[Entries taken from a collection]
+++

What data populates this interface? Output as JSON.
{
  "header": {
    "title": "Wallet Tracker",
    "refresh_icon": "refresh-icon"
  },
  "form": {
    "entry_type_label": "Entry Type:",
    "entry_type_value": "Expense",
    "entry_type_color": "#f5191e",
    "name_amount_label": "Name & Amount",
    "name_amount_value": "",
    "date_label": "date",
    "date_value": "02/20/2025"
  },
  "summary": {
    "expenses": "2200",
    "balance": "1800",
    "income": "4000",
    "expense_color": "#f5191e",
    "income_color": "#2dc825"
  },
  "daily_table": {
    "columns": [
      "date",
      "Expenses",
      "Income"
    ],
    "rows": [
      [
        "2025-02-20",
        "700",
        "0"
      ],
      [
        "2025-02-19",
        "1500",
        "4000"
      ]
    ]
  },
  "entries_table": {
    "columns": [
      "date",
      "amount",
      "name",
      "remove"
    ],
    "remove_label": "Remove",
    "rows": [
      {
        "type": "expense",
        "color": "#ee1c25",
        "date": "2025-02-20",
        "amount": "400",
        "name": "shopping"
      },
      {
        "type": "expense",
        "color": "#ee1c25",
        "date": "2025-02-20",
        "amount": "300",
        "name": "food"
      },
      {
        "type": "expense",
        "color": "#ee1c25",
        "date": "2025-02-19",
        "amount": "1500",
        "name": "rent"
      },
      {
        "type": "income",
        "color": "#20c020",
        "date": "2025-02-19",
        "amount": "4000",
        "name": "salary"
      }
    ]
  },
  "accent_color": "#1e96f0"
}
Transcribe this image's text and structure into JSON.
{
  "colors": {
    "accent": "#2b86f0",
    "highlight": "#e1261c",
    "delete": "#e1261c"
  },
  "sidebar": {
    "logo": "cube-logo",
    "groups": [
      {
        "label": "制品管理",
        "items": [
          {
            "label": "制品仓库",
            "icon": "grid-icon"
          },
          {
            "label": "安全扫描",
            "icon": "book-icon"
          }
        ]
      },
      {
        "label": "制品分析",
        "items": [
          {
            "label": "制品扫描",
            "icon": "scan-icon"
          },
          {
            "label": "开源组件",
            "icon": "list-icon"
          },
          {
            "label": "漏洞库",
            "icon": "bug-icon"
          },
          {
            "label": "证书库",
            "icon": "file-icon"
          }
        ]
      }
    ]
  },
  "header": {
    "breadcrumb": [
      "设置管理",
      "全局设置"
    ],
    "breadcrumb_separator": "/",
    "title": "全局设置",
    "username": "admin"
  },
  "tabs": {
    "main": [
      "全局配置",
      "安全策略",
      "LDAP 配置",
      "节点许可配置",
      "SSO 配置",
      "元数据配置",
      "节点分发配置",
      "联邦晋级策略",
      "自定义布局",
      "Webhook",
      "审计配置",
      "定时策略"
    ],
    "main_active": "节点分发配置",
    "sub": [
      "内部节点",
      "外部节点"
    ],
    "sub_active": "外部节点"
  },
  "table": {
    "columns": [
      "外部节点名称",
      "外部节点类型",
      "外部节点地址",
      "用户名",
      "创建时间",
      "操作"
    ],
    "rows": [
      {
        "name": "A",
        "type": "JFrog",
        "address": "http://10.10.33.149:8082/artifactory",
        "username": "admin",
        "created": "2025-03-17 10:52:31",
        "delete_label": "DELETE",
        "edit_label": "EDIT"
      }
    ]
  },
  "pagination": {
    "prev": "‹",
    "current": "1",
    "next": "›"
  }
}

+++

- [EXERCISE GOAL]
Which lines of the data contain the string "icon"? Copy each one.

- [YOUR RESPONSE]
    "refresh_icon": "refresh-icon"
            "icon": "grid-icon"
            "icon": "book-icon"
            "icon": "scan-icon"
            "icon": "list-icon"
            "icon": "bug-icon"
            "icon": "file-icon"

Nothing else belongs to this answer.